I really don’t know. It’s so surprising because I’m just me. I think it’s because I’m down to earth and when I do my show that becomes obvious. If I make a mistake, I just laugh at myself. I think that is also quite important, if you are able to laugh at yourself, people will see that this person doesn’t take himself too seriously. It is very good to have comic relief; that part is important to me in my show. Everybody needs a form of relaxation, maybe it is because of the kind of work I do; I am a property manager and most Nigerians work very hard and need to let their hair down and have fun, and it is very important to me to infuse that in my show. I just help with the music, share interesting stuff to amuse you so you don’t feel like you are stuck in traffic, and it has worked.
Do you see yourself quitting radio anytime soon?
No, I actually enjoy what I am doing. I am having fun doing it. I see myself adding to radio but I don’t see myself quitting. I play good music, I get to have people in my show who make me laugh, it is been a lot of fun.
You also started The Juice? As a TV series, what inspired it?

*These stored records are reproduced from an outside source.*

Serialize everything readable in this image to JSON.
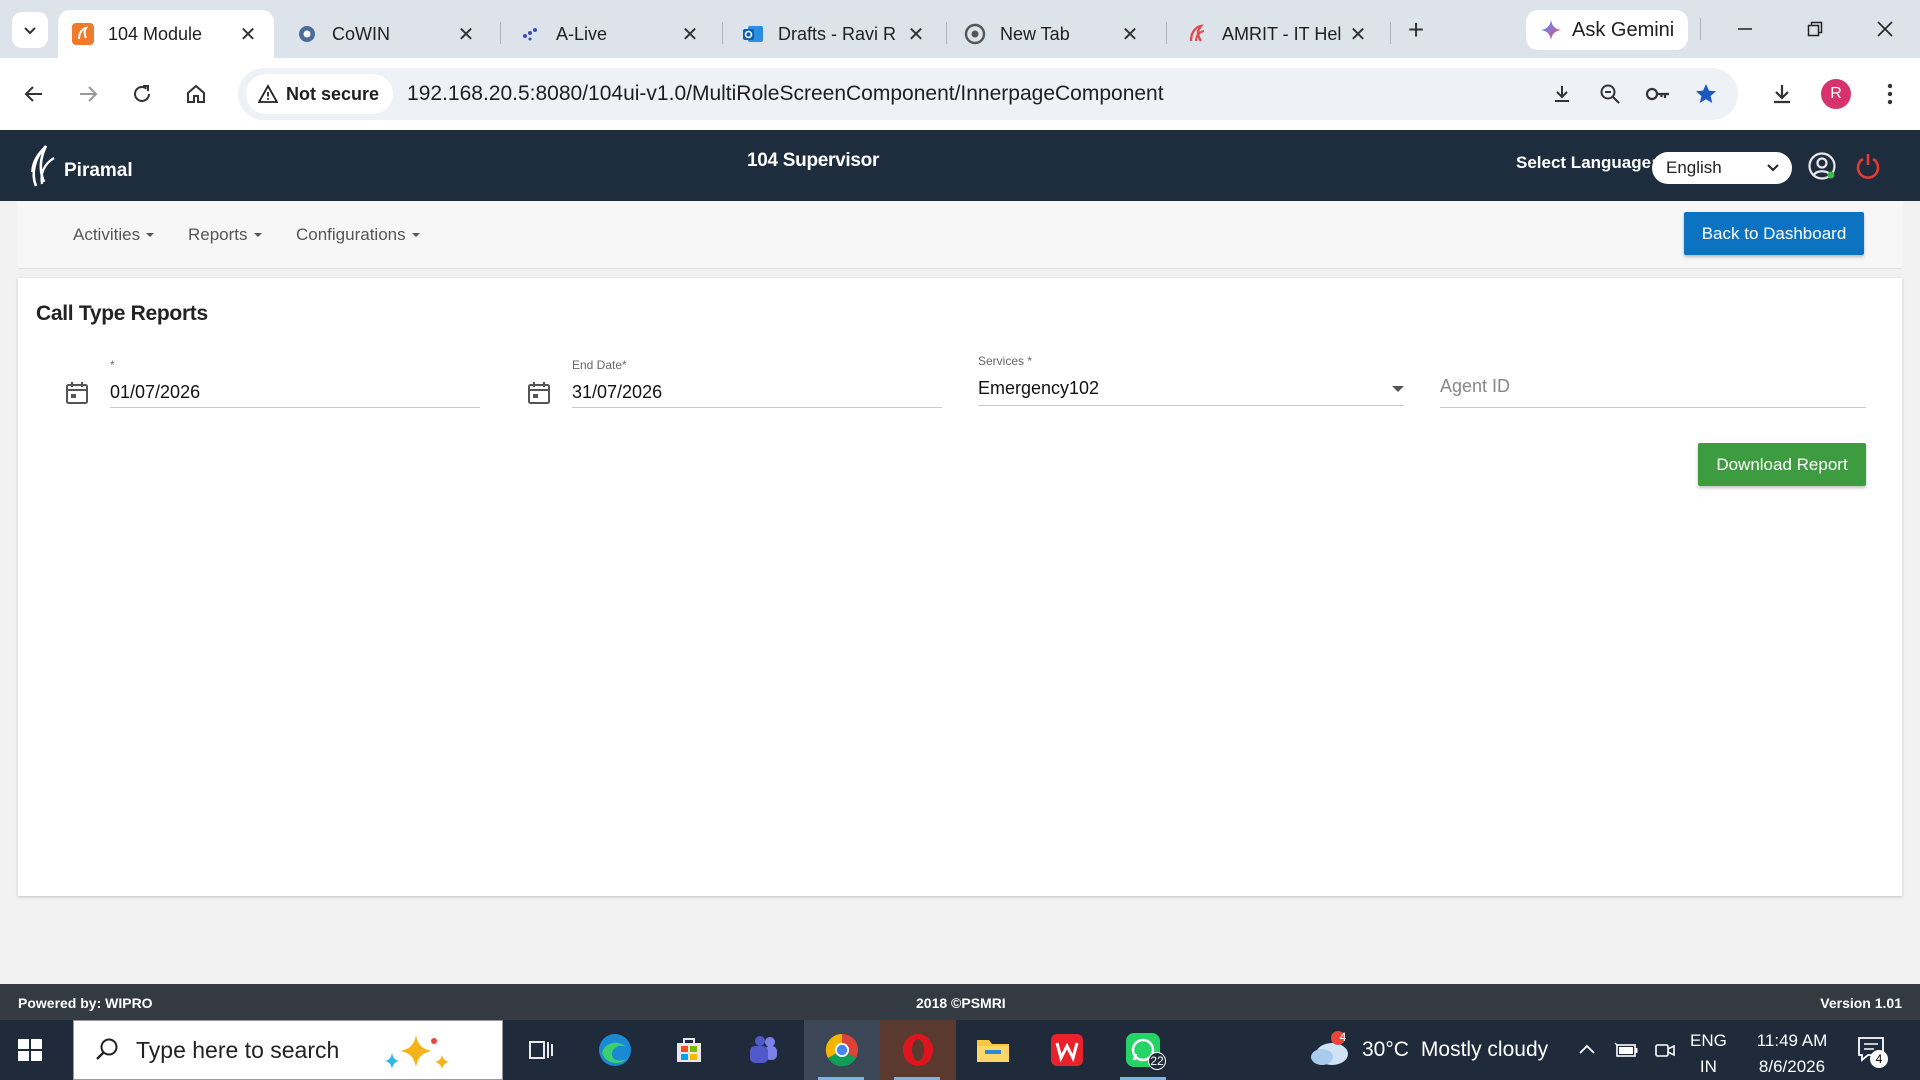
{
  "browser": {
    "tabs": [
      {
        "label": "104 Module",
        "active": true
      },
      {
        "label": "CoWIN"
      },
      {
        "label": "A-Live"
      },
      {
        "label": "Drafts - Ravi R"
      },
      {
        "label": "New Tab"
      },
      {
        "label": "AMRIT - IT Hel"
      }
    ],
    "gemini_label": "Ask Gemini",
    "security_label": "Not secure",
    "url": "192.168.20.5:8080/104ui-v1.0/MultiRoleScreenComponent/InnerpageComponent",
    "profile_initial": "R"
  },
  "header": {
    "brand": "Piramal",
    "title": "104 Supervisor",
    "language_label": "Select Language:",
    "language_value": "English"
  },
  "menu": {
    "items": [
      "Activities",
      "Reports",
      "Configurations"
    ],
    "back_button": "Back to Dashboard"
  },
  "report": {
    "title": "Call Type Reports",
    "start_date": {
      "label": "*",
      "value": "01/07/2026"
    },
    "end_date": {
      "label": "End Date*",
      "value": "31/07/2026"
    },
    "services": {
      "label": "Services *",
      "value": "Emergency102"
    },
    "agent_id": {
      "placeholder": "Agent ID"
    },
    "download_button": "Download Report"
  },
  "footer": {
    "powered_by": "Powered by: WIPRO",
    "copyright": "2018 ©PSMRI",
    "version": "Version 1.01"
  },
  "taskbar": {
    "search_placeholder": "Type here to search",
    "weather_temp": "30°C",
    "weather_desc": "Mostly cloudy",
    "weather_badge": "4",
    "whatsapp_badge": "22",
    "lang_line1": "ENG",
    "lang_line2": "IN",
    "time": "11:49 AM",
    "date": "8/6/2026",
    "notification_count": "4"
  }
}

It is a celebrity talk show. We bring on set a celebrity that people are talking about; we interview such and extract what people don’t know about the person. The audience responses have been massive. They wanted more of The Juice, and we had to listen to them.
You have featured a lot of celebrities; which celebrity interview was most exciting for you?
All have been exciting in different ways, some because the guests said things they shouldn’t have, and some because they were absolutely hilarious. All the celebrities have an inspiring story to tell. They have had to overcome different obstacles to get to where they are now, which makes each story inspiring in their different ways.
A lot of people still feel your privileged background fast track your career rise. Do you agree?
That is not true. For the early years of my career, a lot of people didn’t know my surname, and were not really aware of my ‘privileged background’. My family have been supportive, but they don’t really get involved. My father wanted me to be a doctor or lawyer, so he wasn’t particularly thrilled with my decision to get into entertainment. Now, he sees me on TV, in magazines, hears me on radio and he respects how hard I have worked.
You have had both radio and television experiences, which is more challenging for you and which one do you find more preferable?
I started doing radio. I am definitely more comfortable there. Television needs more focus and skills, but it is still very enjoyable.
Female OAPs attract a lot of attention from men. How do you handle yours?
I actually try not to think about it too much.
Define your style?
I tend to go for outfits that are comfortable and styles that suit me. I have very sensitive skin that reacts to everything. So my beauty routine consists of regular facials, making sure I take off my makeup and using sunscreen.
If I have to take a peep into your wardrobe what would I see as the dominant item?
Shoes. I love shoes, they are my babies.
How do you keep fit?
I try to get in at least 30 minutes of exercise every day, either cross training or on the treadmill, sometimes kickboxing; so don’t think for one minute I don’t work hard for that figure. Beauty is hard work, ask anybody in the fashion and beauty business. It is a misconception that if you are skinny you are healthy. It is about accepting yourself and your body shape and being healthy. You have people that some might consider big but are actually very active.